Task requirements
The expected result is every line of the records, printed exactly.

---- Dataset entries

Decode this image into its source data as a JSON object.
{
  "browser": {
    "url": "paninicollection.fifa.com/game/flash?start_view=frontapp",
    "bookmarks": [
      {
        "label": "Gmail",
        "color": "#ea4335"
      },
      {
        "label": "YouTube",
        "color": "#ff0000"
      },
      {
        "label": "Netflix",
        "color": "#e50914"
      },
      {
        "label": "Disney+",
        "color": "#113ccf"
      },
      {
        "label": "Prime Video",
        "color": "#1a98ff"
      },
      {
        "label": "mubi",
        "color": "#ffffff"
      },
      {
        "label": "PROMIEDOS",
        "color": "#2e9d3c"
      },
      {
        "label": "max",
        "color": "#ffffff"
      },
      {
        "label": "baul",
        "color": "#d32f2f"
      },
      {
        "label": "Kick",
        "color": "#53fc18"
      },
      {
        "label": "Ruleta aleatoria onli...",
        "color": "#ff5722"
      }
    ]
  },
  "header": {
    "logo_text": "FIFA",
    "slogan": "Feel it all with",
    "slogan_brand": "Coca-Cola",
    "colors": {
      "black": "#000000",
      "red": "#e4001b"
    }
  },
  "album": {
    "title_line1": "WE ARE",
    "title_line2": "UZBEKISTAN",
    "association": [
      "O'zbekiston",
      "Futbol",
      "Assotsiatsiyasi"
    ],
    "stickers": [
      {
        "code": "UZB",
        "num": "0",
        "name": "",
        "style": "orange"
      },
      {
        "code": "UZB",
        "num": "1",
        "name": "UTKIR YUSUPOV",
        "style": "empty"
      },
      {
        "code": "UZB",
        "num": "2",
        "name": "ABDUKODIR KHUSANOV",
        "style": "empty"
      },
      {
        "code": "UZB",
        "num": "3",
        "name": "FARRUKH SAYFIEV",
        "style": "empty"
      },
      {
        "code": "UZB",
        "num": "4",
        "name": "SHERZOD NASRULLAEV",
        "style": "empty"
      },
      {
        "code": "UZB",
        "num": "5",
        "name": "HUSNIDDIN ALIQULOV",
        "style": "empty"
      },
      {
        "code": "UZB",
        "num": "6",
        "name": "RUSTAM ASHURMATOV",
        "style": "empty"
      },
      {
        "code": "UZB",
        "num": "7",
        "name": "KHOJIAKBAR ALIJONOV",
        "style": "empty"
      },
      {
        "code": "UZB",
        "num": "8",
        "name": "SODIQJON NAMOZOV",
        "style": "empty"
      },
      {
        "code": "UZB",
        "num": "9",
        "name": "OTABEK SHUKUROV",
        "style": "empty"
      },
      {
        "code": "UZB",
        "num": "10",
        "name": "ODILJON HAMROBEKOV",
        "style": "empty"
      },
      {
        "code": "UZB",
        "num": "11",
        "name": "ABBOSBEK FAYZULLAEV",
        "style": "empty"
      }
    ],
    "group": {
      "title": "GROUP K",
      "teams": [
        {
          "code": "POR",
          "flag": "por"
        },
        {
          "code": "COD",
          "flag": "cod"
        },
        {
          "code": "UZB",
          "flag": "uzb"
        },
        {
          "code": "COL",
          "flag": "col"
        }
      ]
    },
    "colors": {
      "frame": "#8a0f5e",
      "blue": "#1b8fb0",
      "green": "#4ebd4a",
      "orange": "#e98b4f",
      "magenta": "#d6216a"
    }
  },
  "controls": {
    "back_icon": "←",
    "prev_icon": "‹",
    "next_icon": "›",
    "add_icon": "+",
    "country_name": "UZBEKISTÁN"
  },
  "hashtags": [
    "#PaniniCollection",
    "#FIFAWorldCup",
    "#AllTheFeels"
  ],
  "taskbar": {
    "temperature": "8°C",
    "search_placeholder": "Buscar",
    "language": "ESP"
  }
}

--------

Written answer
Decode this image into its source data as a JSON object.
{
  "browser": {
    "url": "paninicollection.fifa.com/game/flash?start_view=frontapp",
    "bookmarks": [
      {
        "label": "Gmail",
        "color": "#ea4335"
      },
      {
        "label": "YouTube",
        "color": "#ff0000"
      },
      {
        "label": "Netflix",
        "color": "#e50914"
      },
      {
        "label": "Disney+",
        "color": "#113ccf"
      },
      {
        "label": "Prime Video",
        "color": "#1a98ff"
      },
      {
        "label": "mubi",
        "color": "#ffffff"
      },
      {
        "label": "PROMIEDOS",
        "color": "#2e9d3c"
      },
      {
        "label": "max",
        "color": "#ffffff"
      },
      {
        "label": "baul",
        "color": "#d32f2f"
      },
      {
        "label": "Kick",
        "color": "#53fc18"
      },
      {
        "label": "Ruleta aleatoria onli...",
        "color": "#ff5722"
      }
    ]
  },
  "header": {
    "logo_text": "FIFA",
    "slogan": "Feel it all with",
    "slogan_brand": "Coca-Cola",
    "colors": {
      "black": "#000000",
      "red": "#e4001b"
    }
  },
  "album": {
    "title_line1": "WE ARE",
    "title_line2": "UZBEKISTAN",
    "association": [
      "O'zbekiston",
      "Futbol",
      "Assotsiatsiyasi"
    ],
    "stickers": [
      {
        "code": "UZB",
        "num": "0",
        "name": "",
        "style": "orange"
      },
      {
        "code": "UZB",
        "num": "1",
        "name": "UTKIR YUSUPOV",
        "style": "empty"
      },
      {
        "code": "UZB",
        "num": "2",
        "name": "ABDUKODIR KHUSANOV",
        "style": "empty"
      },
      {
        "code": "UZB",
        "num": "3",
        "name": "FARRUKH SAYFIEV",
        "style": "empty"
      },
      {
        "code": "UZB",
        "num": "4",
        "name": "SHERZOD NASRULLAEV",
        "style": "empty"
      },
      {
        "code": "UZB",
        "num": "5",
        "name": "HUSNIDDIN ALIQULOV",
        "style": "empty"
      },
      {
        "code": "UZB",
        "num": "6",
        "name": "RUSTAM ASHURMATOV",
        "style": "empty"
      },
      {
        "code": "UZB",
        "num": "7",
        "name": "KHOJIAKBAR ALIJONOV",
        "style": "empty"
      },
      {
        "code": "UZB",
        "num": "8",
        "name": "SODIQJON NAMOZOV",
        "style": "empty"
      },
      {
        "code": "UZB",
        "num": "9",
        "name": "OTABEK SHUKUROV",
        "style": "empty"
      },
      {
        "code": "UZB",
        "num": "10",
        "name": "ODILJON HAMROBEKOV",
        "style": "empty"
      },
      {
        "code": "UZB",
        "num": "11",
        "name": "ABBOSBEK FAYZULLAEV",
        "style": "empty"
      }
    ],
    "group": {
      "title": "GROUP K",
      "teams": [
        {
          "code": "POR",
          "flag": "por"
        },
        {
          "code": "COD",
          "flag": "cod"
        },
        {
          "code": "UZB",
          "flag": "uzb"
        },
        {
          "code": "COL",
          "flag": "col"
        }
      ]
    },
    "colors": {
      "frame": "#8a0f5e",
      "blue": "#1b8fb0",
      "green": "#4ebd4a",
      "orange": "#e98b4f",
      "magenta": "#d6216a"
    }
  },
  "controls": {
    "back_icon": "←",
    "prev_icon": "‹",
    "next_icon": "›",
    "add_icon": "+",
    "country_name": "UZBEKISTÁN"
  },
  "hashtags": [
    "#PaniniCollection",
    "#FIFAWorldCup",
    "#AllTheFeels"
  ],
  "taskbar": {
    "temperature": "8°C",
    "search_placeholder": "Buscar",
    "language": "ESP"
  }
}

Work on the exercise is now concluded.